Latest comment: 16 years ago by Habj in topic Proper names and generic terms


Is the concept of woodland cemetery in the US this associated with ecological thinking? Not so in Europe, really. Se Skogskyrkogården. Not knowing this page already existed, I wrote a text for this title - I paste it below.

A woodland cemetery is a cemetery where the original landscape with existing trees has been given much influence on the landscape architecture of the cemetary, and where the graves are fitted in among the trees. Often, a woodland cemetary is designed so that the landscape is given a more prominent position and the buildings of the cemetary, such as the chapel, is given less. Among famous woodland cemetaries are the Munich Waldfriedhof of 1907 in Germany, often mentioned as the first woodland cemetary, and Skogskyrkogården outside of Stockholm in Sweden which is declared a world heritage site.
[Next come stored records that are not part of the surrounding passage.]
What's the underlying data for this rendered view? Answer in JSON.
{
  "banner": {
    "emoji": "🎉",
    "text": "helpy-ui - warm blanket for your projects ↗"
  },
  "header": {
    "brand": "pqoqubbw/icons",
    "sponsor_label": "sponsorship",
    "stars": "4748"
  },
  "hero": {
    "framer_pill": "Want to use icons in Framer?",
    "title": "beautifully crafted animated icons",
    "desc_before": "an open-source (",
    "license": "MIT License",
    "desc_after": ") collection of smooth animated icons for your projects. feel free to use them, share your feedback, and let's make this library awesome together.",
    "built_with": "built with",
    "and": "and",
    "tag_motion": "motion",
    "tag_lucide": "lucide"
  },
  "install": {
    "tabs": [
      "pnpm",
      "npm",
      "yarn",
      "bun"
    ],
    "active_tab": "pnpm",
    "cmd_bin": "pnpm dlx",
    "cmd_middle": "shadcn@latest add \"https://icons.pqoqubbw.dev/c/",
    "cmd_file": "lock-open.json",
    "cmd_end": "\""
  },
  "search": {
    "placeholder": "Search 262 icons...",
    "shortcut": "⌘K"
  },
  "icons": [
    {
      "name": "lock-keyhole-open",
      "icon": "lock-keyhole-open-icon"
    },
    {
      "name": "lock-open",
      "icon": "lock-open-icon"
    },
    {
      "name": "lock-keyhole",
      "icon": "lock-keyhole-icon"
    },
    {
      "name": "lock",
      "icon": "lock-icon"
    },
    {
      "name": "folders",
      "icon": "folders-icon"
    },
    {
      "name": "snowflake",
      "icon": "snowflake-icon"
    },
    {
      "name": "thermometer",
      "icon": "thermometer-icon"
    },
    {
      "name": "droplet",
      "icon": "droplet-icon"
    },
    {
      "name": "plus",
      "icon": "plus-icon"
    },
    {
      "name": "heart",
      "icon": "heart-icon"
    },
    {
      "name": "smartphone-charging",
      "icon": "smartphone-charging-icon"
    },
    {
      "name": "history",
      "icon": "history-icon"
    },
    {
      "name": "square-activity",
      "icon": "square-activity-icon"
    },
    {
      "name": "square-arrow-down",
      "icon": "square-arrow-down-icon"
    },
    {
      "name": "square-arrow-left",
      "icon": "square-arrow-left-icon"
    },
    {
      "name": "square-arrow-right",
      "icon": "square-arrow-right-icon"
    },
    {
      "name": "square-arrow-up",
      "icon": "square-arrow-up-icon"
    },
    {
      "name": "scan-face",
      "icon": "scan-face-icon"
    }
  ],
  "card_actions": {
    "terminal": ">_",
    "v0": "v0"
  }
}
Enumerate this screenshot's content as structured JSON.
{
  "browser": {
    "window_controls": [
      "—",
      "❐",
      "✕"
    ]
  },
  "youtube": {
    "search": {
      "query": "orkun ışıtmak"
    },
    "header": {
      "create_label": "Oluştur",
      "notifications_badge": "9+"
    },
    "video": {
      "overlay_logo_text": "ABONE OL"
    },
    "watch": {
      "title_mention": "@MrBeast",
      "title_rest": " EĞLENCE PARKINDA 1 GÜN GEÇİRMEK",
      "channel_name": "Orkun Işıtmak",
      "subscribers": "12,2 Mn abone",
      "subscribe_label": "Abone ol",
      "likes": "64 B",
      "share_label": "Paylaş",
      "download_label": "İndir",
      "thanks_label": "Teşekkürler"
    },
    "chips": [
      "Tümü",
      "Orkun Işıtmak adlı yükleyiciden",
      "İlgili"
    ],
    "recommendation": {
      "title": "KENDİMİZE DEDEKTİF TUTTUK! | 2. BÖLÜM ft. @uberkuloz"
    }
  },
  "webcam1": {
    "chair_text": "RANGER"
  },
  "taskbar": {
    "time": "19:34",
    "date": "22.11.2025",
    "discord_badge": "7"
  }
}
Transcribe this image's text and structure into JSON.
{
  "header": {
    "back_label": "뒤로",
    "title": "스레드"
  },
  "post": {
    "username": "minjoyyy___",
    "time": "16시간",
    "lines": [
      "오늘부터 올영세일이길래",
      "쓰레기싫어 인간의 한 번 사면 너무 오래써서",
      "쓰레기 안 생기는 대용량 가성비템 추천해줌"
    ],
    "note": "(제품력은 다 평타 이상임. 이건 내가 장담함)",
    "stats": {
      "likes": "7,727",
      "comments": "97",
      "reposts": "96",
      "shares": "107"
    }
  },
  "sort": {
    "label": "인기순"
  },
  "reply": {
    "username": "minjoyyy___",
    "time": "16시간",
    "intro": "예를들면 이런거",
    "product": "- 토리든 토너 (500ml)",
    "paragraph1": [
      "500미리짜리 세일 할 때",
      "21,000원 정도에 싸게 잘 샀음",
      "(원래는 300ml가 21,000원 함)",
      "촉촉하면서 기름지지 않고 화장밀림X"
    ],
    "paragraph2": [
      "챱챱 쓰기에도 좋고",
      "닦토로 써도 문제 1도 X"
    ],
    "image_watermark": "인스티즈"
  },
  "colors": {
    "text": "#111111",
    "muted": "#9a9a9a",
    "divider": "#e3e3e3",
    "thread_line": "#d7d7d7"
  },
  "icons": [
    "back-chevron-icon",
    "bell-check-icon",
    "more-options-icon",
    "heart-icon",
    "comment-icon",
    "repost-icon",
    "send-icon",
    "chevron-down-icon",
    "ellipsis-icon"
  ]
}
The wellknown woodland cemetaries are the large ones constructed by well-known architects; however, there are also several woodland cemetaries in northernmost Sweden that outdates both Skogskyrkogården and the German Waldfriedhof style. The woodland cemetery in Karesuando in the northernmost municipality of the country, Kiruna Municipality, was consecrated in 1816.


* Constant, Caroline: The Woodland Cemetary: Toward a Spiritual Landscape. Byggförlaget 1994, ISBN 917988060 esp. chapter 3

I am not quite sure how to proceed with this article. Maybe I should merge the two texts, so it will have one part on American woodland cemeteries and one on European ones. // Habj 12:32, 22 July 2006 (UTC)Reply[reply]

... or, maybe this article should be moved to any of the other synonyms mentioned - natural burial ground, eco-cemetery, green burial ground - and leave this title for an article about a kind of landscape architectural design of cemeteries. // Habj 12:44, 22 July 2006 (UTC)Reply[reply]

Also, the article as currently written seems a bit... not NPOV. :) Perhaps dump the stuff about how nasty "conventional burial" is and reduce the eco-advertisement a bit. --Brion 11:58, 23 July 2006 (UTC)Reply[reply]

Proper names and generic terms Edit

The term "Woodland Cemetery" is both a proper name, as in the case of Skogskyrkogården as well as a more generic term originally used by the Natural Death Center in the United Kingdom to refer to a cemetery where trees are used as a personal memorial rather than tombstones.

Woodland cemeteries have been introduced into North America as both a new type of burial design but also as a vehicle for environmental restoration and protection.

The term “woodland cemetery” within this context is pretty much a UK colloquialism, terms such as “Natural Burial Ground” (Canada), “Memorial Nature Preserve” (USA) and “Green Burial Ground” have become much more recognised.

Perhaps this article could reflect the history and changing meaning of the term” woodland cemetery”

earthartist 17:50, 23 July 2006 (UTC)Reply[reply]

Earthartist has above mainly discussed the term used as a synonym to eco-cemetery. I merged three of the four articles containing the same text. 'Woodland cemetery' can, like many other words, have several different meanings - the important thing is that the architectural concept exists, and woodland cemetery is the best title I can think of for the article about it. For now, I place the text about it here. // habj 08:14, 2 October 2006 (UTC)Reply[reply]